Interventions for Children with Special Needs

There are many types of interventions, including behavioral and developmental. Educationally-based interventions have a goal of improving the behavior of a child by dealing with social, cognitive and communication skills. Currently, known interventions do not cure autism or other special conditions, but they do improve the behavior and the symptoms.

Applied Behavior Analysis

Applied Behavior Analysis or ABA is the most popular behavioral intervention. Sometimes ABA is also called the Lovaas method after its inventor Dr. Ivar Lovaas. This method changes a behavior using a system of positive rewards and sometimes punishments. The process typically occurs in highly structured individualized environments created by trained therapists. This intervention requires a lot of time to be successful. Dr. Lovaas and his followers suggest at least four hours of therapy per day and claim that five to ten hours per week will not lead to any results.


Floortime has been created by Stanley Greenspan.
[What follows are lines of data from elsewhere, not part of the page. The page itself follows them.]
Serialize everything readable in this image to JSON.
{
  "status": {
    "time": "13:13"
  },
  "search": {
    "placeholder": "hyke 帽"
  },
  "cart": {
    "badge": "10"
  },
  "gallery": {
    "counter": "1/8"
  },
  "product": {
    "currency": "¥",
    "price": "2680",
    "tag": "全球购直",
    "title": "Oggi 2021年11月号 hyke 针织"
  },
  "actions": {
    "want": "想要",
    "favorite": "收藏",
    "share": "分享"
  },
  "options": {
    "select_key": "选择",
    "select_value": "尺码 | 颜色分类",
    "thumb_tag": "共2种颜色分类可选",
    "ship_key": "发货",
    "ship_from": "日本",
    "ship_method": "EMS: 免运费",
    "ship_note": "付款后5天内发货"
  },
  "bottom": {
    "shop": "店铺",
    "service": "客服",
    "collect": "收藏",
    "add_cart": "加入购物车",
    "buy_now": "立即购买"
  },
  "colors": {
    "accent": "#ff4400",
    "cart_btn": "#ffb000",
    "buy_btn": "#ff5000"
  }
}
It is also known as developmental individual difference relation-based intervention or DIR. This intervention has parents or guardians do most of the therapy and emotionally bond with the child. The therapy focuses on creating affection in the child and tries to close the gaps in the development of children. This program also requires at least four hours a day to be effective.

Miller Method

This intervention focuses on cognitive development. Practitioners of this method try to see the world from the point of view of the child with special needs. They believe that every child is trying to make sense of an environment that the child doesn’t understand and that the job of the practitioner of the method is to help the child gain this understanding. Another goal of the method is to help the child to learn to make choices and interact with the environment instead of sticking to constraining routines.